By Inyathelo Programme Co-ordinator Khairoonisa Foflonker
“History will remember them as the generation who would no longer be quiet. The generation that will no longer be excluded. The generation who said, “so far and no further”, and who led when there was no leadership to be found. They occupied Nelson Mandela Bridge. They shut down universities. They marched on Luthuli House and Parliament, and to the doors of the institutions that had failed them. From the inside of prison cells they took this country by the shoulders and they shook it. They marched for education, for change, and for each other.” - Mail and Guardian, October 23 – 29, 2015.
The last two weeks have given rise to unprecedented student protest action that swept across the nation, uniting students and communities across racial, economic and political lines. Students have admirably rejected attempts by political parties to hijack their #FeesMustFall protest. What has become clear over the past ten days, is that this movement is not just a cry for free or affordable education. At the very heart of student demands are the very complex issues that continue to hamper transformation of our higher education institutions, particularly those that that have their origins in white privilege and black exclusion.
Issues related to the socio-economic transformation and calls for decolonisation (through curriculum change including African scholarship, as well as the appointment of black academics and mentoring, etc.) of institutions of higher learning have been bubbling under the surface since 1994 and erupted with the #RhodesMustFall Movement earlier this year; but have not been adequately addressed. The vicious cycle of debt and unemployment also needs to be considered. Students who are unable to pay for their tuition in full face academic exclusion and some are prevented from receiving their certificates until their fees are settled. This translates into increased student debt. The inability to provide certification proving their academic qualifications prevents them from entering the workforce, making loan repayments impossible. Spiralling debt ensues.
Inyathelo was due to host our annual Vice Chancellors’ Leadership Retreat this week. Ironically, the theme of this year’s gathering was entitled Strategies in fast changing societies: How do universities adapt (or die?). Most of the planned discussions were focused on transformation and how institutional Advancement could be used as a vehicle for change.
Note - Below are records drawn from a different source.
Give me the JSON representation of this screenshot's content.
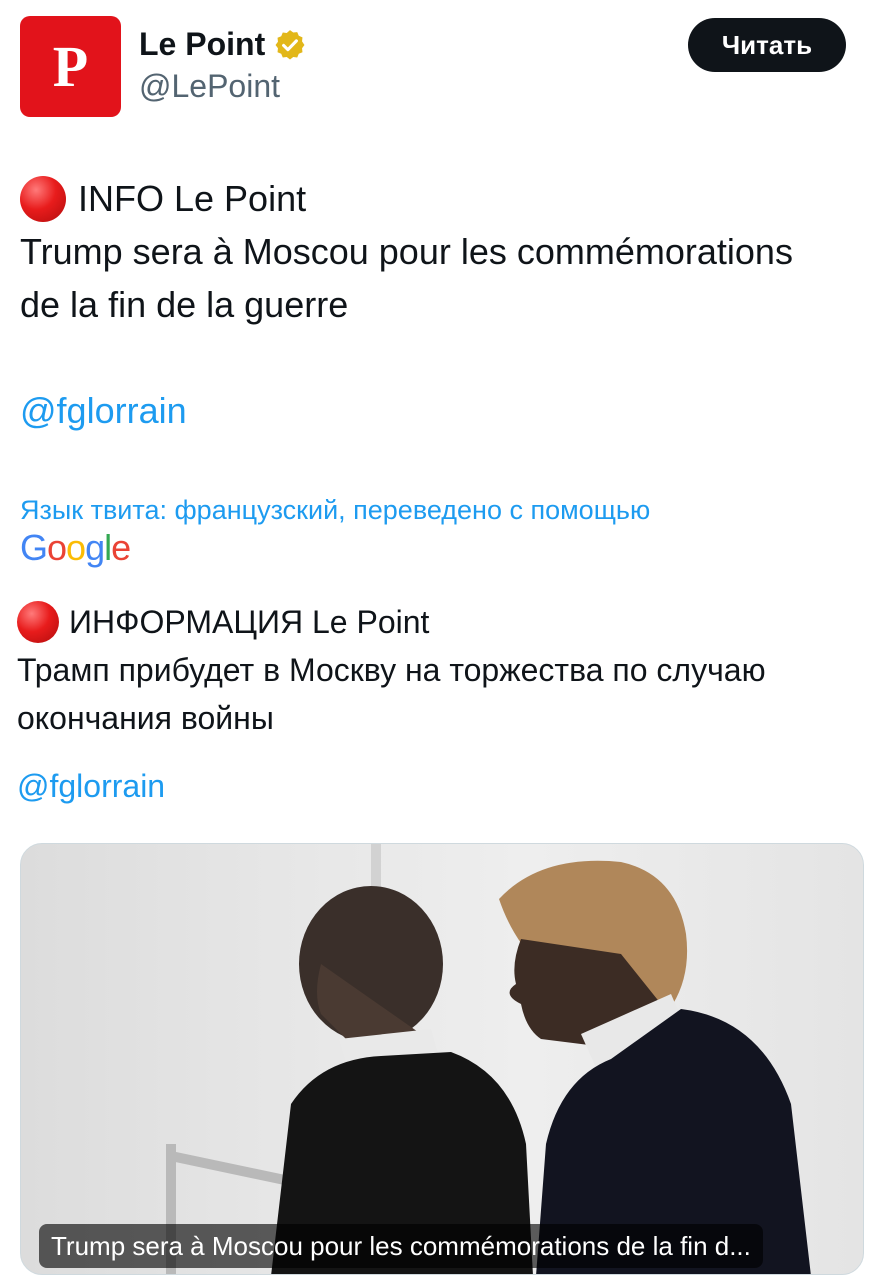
{
  "account": {
    "display_name": "Le Point",
    "handle": "@LePoint",
    "avatar_letter": "P",
    "brand_color": "#e2131b",
    "verified_badge_color": "#e2b719"
  },
  "follow_button": {
    "label": "Читать"
  },
  "tweet": {
    "line1": "INFO Le Point",
    "line2": "Trump sera à Moscou pour les commémorations",
    "line3": "de la fin de la guerre",
    "mention": "@fglorrain"
  },
  "translation": {
    "note": "Язык твита: французский, переведено с помощью",
    "provider_letters": [
      "G",
      "o",
      "o",
      "g",
      "l",
      "e"
    ],
    "line1": "ИНФОРМАЦИЯ Le Point",
    "line2": "Трамп прибудет в Москву на торжества по случаю",
    "line3": "окончания войны",
    "mention": "@fglorrain"
  },
  "media": {
    "caption": "Trump sera à Moscou pour les commémorations de la fin d..."
  },
  "colors": {
    "link": "#1d9bf0",
    "text": "#0f1419",
    "secondary": "#536471",
    "button_bg": "#0f1419"
  }
}
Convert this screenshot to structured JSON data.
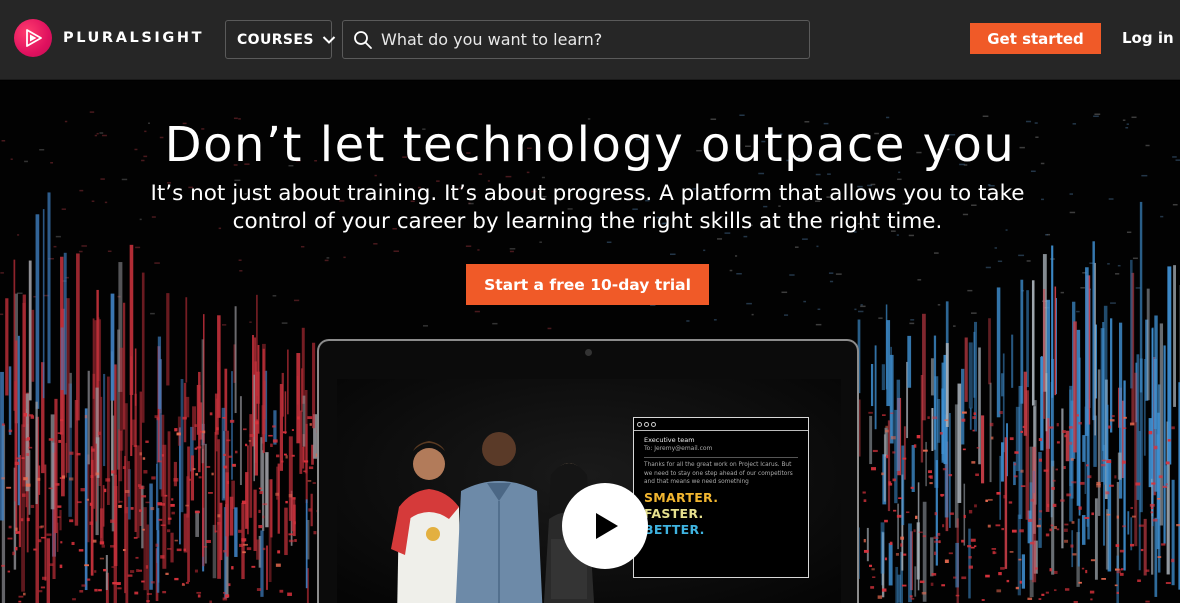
{
  "nav": {
    "brand": "PLURALSIGHT",
    "courses_label": "COURSES",
    "search_placeholder": "What do you want to learn?",
    "get_started_label": "Get started",
    "login_label": "Log in",
    "icons": {
      "logo": "pluralsight-play-logo-icon",
      "courses_chevron": "chevron-down-icon",
      "search": "search-icon"
    }
  },
  "hero": {
    "title": "Don’t let technology outpace you",
    "subtitle_line1": "It’s not just about training. It’s about progress. A platform that allows you to take",
    "subtitle_line2": "control of your career by learning the right skills at the right time.",
    "cta_label": "Start a free 10-day trial",
    "play_icon": "play-icon"
  },
  "video_email": {
    "heading": "Executive team",
    "to": "To: Jeremy@email.com",
    "body": "Thanks for all the great work on Project Icarus. But we need to stay one step ahead of our competitors and that means we need something",
    "words": [
      "SMARTER.",
      "FASTER.",
      "BETTER."
    ]
  },
  "colors": {
    "accent": "#f05a28",
    "nav_bg": "#262626",
    "brand_pink": "#e0115f",
    "smarter": "#f2b630",
    "faster": "#e6e08e",
    "better": "#3fb3e0"
  }
}
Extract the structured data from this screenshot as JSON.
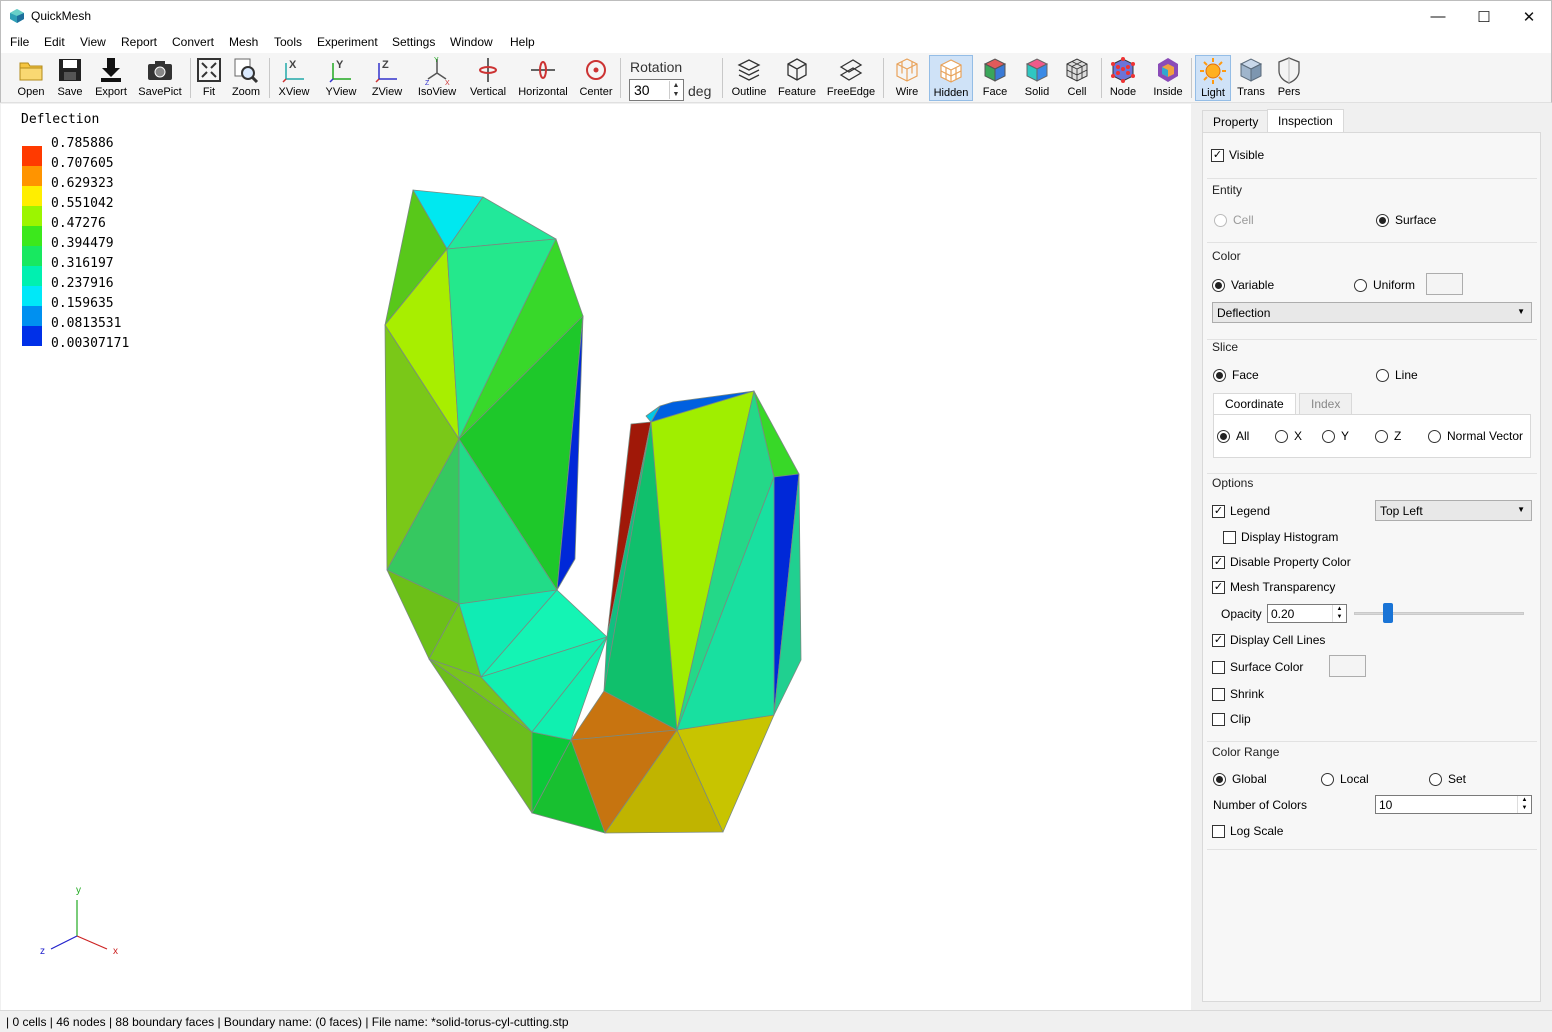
{
  "window": {
    "title": "QuickMesh",
    "min_label": "—",
    "max_label": "☐",
    "close_label": "✕"
  },
  "menu": [
    "File",
    "Edit",
    "View",
    "Report",
    "Convert",
    "Mesh",
    "Tools",
    "Experiment",
    "Settings",
    "Window",
    "Help"
  ],
  "toolbar": {
    "buttons": [
      {
        "label": "Open",
        "icon": "folder-icon"
      },
      {
        "label": "Save",
        "icon": "floppy-icon"
      },
      {
        "label": "Export",
        "icon": "download-icon"
      },
      {
        "label": "SavePict",
        "icon": "camera-icon"
      },
      {
        "label": "Fit",
        "icon": "fit-icon"
      },
      {
        "label": "Zoom",
        "icon": "zoom-icon"
      },
      {
        "label": "XView",
        "icon": "xview-icon"
      },
      {
        "label": "YView",
        "icon": "yview-icon"
      },
      {
        "label": "ZView",
        "icon": "zview-icon"
      },
      {
        "label": "IsoView",
        "icon": "isoview-icon"
      },
      {
        "label": "Vertical",
        "icon": "vertical-rotate-icon"
      },
      {
        "label": "Horizontal",
        "icon": "horizontal-rotate-icon"
      },
      {
        "label": "Center",
        "icon": "center-icon"
      },
      {
        "label": "Outline",
        "icon": "outline-icon"
      },
      {
        "label": "Feature",
        "icon": "feature-icon"
      },
      {
        "label": "FreeEdge",
        "icon": "freeedge-icon"
      },
      {
        "label": "Wire",
        "icon": "wire-icon"
      },
      {
        "label": "Hidden",
        "icon": "hidden-icon"
      },
      {
        "label": "Face",
        "icon": "face-icon"
      },
      {
        "label": "Solid",
        "icon": "solid-icon"
      },
      {
        "label": "Cell",
        "icon": "cell-icon"
      },
      {
        "label": "Node",
        "icon": "node-icon"
      },
      {
        "label": "Inside",
        "icon": "inside-icon"
      },
      {
        "label": "Light",
        "icon": "light-icon"
      },
      {
        "label": "Trans",
        "icon": "trans-icon"
      },
      {
        "label": "Pers",
        "icon": "pers-icon"
      }
    ],
    "rotation_label": "Rotation",
    "rotation_value": "30",
    "rotation_unit": "deg",
    "active": [
      "Hidden",
      "Light"
    ]
  },
  "legend": {
    "title": "Deflection",
    "entries": [
      {
        "value": "0.785886",
        "color": "#ff3300"
      },
      {
        "value": "0.707605",
        "color": "#ff9900"
      },
      {
        "value": "0.629323",
        "color": "#ffff00"
      },
      {
        "value": "0.551042",
        "color": "#99ff00"
      },
      {
        "value": "0.47276",
        "color": "#33ff00"
      },
      {
        "value": "0.394479",
        "color": "#00ff33"
      },
      {
        "value": "0.316197",
        "color": "#00ffaa"
      },
      {
        "value": "0.237916",
        "color": "#00ffff"
      },
      {
        "value": "0.159635",
        "color": "#0099ff"
      },
      {
        "value": "0.0813531",
        "color": "#0033ff"
      },
      {
        "value": "0.00307171",
        "color": "#0000ff"
      }
    ]
  },
  "axes": {
    "x": "x",
    "y": "y",
    "z": "z"
  },
  "panel": {
    "tabs": [
      "Property",
      "Inspection"
    ],
    "active_tab": "Inspection",
    "visible_label": "Visible",
    "entity": {
      "title": "Entity",
      "cell": "Cell",
      "surface": "Surface"
    },
    "color": {
      "title": "Color",
      "variable": "Variable",
      "uniform": "Uniform",
      "variable_select": "Deflection"
    },
    "slice": {
      "title": "Slice",
      "face": "Face",
      "line": "Line",
      "subtabs": [
        "Coordinate",
        "Index"
      ],
      "all": "All",
      "x": "X",
      "y": "Y",
      "z": "Z",
      "normal": "Normal Vector"
    },
    "options": {
      "title": "Options",
      "legend": "Legend",
      "legend_position": "Top Left",
      "display_histogram": "Display Histogram",
      "disable_property_color": "Disable Property Color",
      "mesh_transparency": "Mesh Transparency",
      "opacity_label": "Opacity",
      "opacity_value": "0.20",
      "opacity_fraction": 0.2,
      "display_cell_lines": "Display Cell Lines",
      "surface_color": "Surface Color",
      "shrink": "Shrink",
      "clip": "Clip"
    },
    "color_range": {
      "title": "Color Range",
      "global": "Global",
      "local": "Local",
      "set": "Set",
      "num_colors_label": "Number of Colors",
      "num_colors_value": "10",
      "log_scale": "Log Scale"
    }
  },
  "status": "| 0 cells | 46 nodes | 88 boundary faces |  Boundary name:  (0 faces) | File name: *solid-torus-cyl-cutting.stp"
}
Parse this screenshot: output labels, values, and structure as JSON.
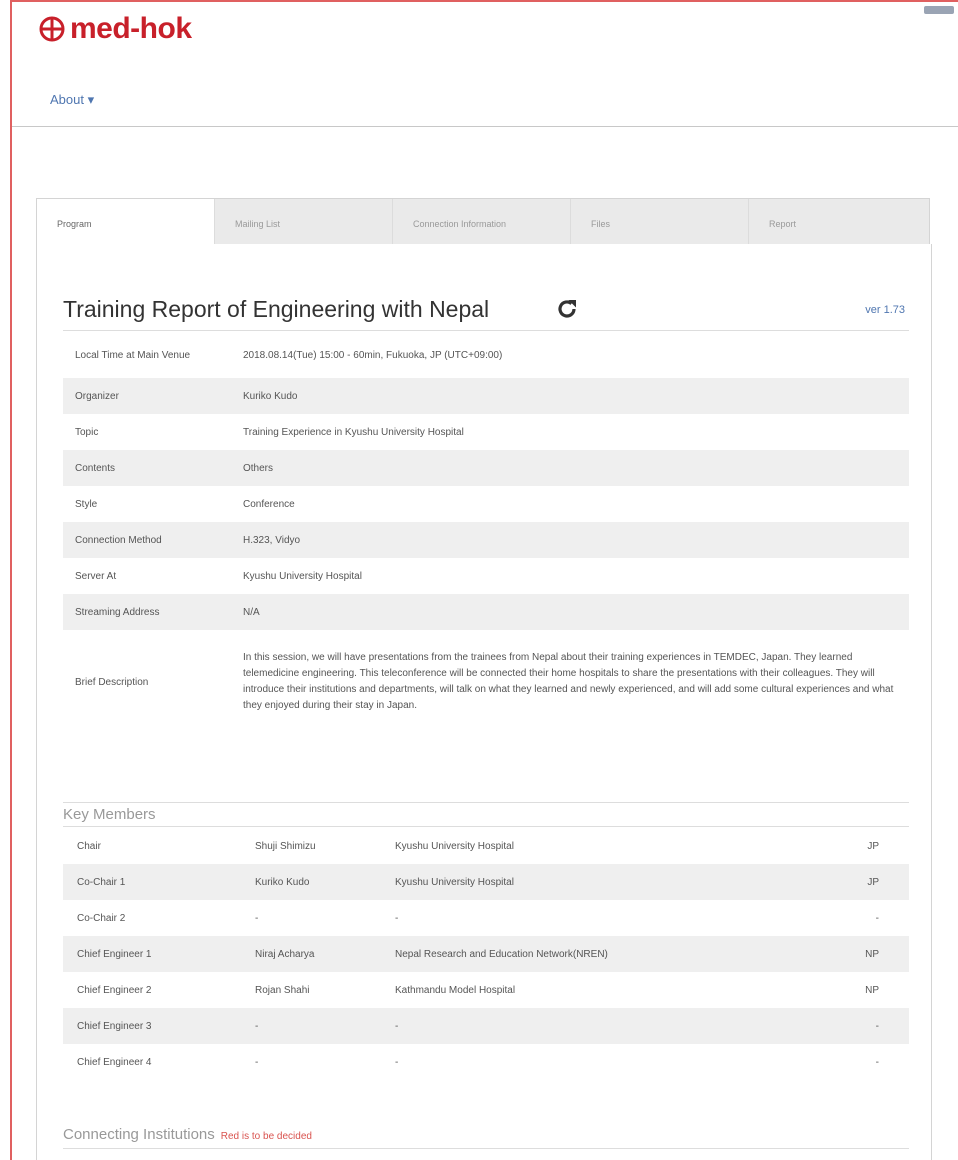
{
  "brand": {
    "name": "med-hok",
    "color": "#c8202a"
  },
  "nav": {
    "about": "About ▾"
  },
  "tabs": [
    "Program",
    "Mailing List",
    "Connection Information",
    "Files",
    "Report"
  ],
  "program": {
    "title": "Training Report of Engineering with Nepal",
    "refresh_icon": "refresh-icon",
    "version": "ver 1.73",
    "rows": [
      {
        "label": "Local Time at Main Venue",
        "value": "2018.08.14(Tue) 15:00 - 60min, Fukuoka, JP (UTC+09:00)"
      },
      {
        "label": "Organizer",
        "value": "Kuriko Kudo"
      },
      {
        "label": "Topic",
        "value": "Training Experience in Kyushu University Hospital"
      },
      {
        "label": "Contents",
        "value": "Others"
      },
      {
        "label": "Style",
        "value": "Conference"
      },
      {
        "label": "Connection Method",
        "value": "H.323, Vidyo"
      },
      {
        "label": "Server At",
        "value": "Kyushu University Hospital"
      },
      {
        "label": "Streaming Address",
        "value": "N/A"
      },
      {
        "label": "Brief Description",
        "value": "In this session, we will have presentations from the trainees from Nepal about their training experiences in TEMDEC, Japan. They learned telemedicine engineering. This teleconference will be connected their home hospitals to share the presentations with their colleagues. They will introduce their institutions and departments, will talk on what they learned and newly experienced, and will add some cultural experiences and what they enjoyed during their stay in Japan."
      }
    ]
  },
  "key_members": {
    "title": "Key Members",
    "rows": [
      {
        "role": "Chair",
        "name": "Shuji Shimizu",
        "org": "Kyushu University Hospital",
        "country": "JP"
      },
      {
        "role": "Co-Chair 1",
        "name": "Kuriko Kudo",
        "org": "Kyushu University Hospital",
        "country": "JP"
      },
      {
        "role": "Co-Chair 2",
        "name": "-",
        "org": "-",
        "country": "-"
      },
      {
        "role": "Chief Engineer 1",
        "name": "Niraj Acharya",
        "org": "Nepal Research and Education Network(NREN)",
        "country": "NP"
      },
      {
        "role": "Chief Engineer 2",
        "name": "Rojan Shahi",
        "org": "Kathmandu Model Hospital",
        "country": "NP"
      },
      {
        "role": "Chief Engineer 3",
        "name": "-",
        "org": "-",
        "country": "-"
      },
      {
        "role": "Chief Engineer 4",
        "name": "-",
        "org": "-",
        "country": "-"
      }
    ]
  },
  "connecting_institutions": {
    "title": "Connecting Institutions",
    "note": "Red is to be decided"
  },
  "colors": {
    "accent_red": "#d9534f",
    "link_blue": "#4f76b0",
    "row_shade": "#efefef"
  }
}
Inyathelo’s role has been to provide higher education institutions and civil society organisations with training and technical support in order to strengthen their financial sustainability Inyathelo has always advocated that universities position themselves for investment by building strategic relationships, diversify their funding streams, growing endowments and decreasing their reliance on state funding. We believe this sort of institutional Advancement is part of a sustainable solution to the very complex circumstances universities now find themselves in. The systematic and integrated approach to building and managing relationships with key constituencies in order to attract financial as well as stakeholder support will go a long way to assist with transformation initiatives.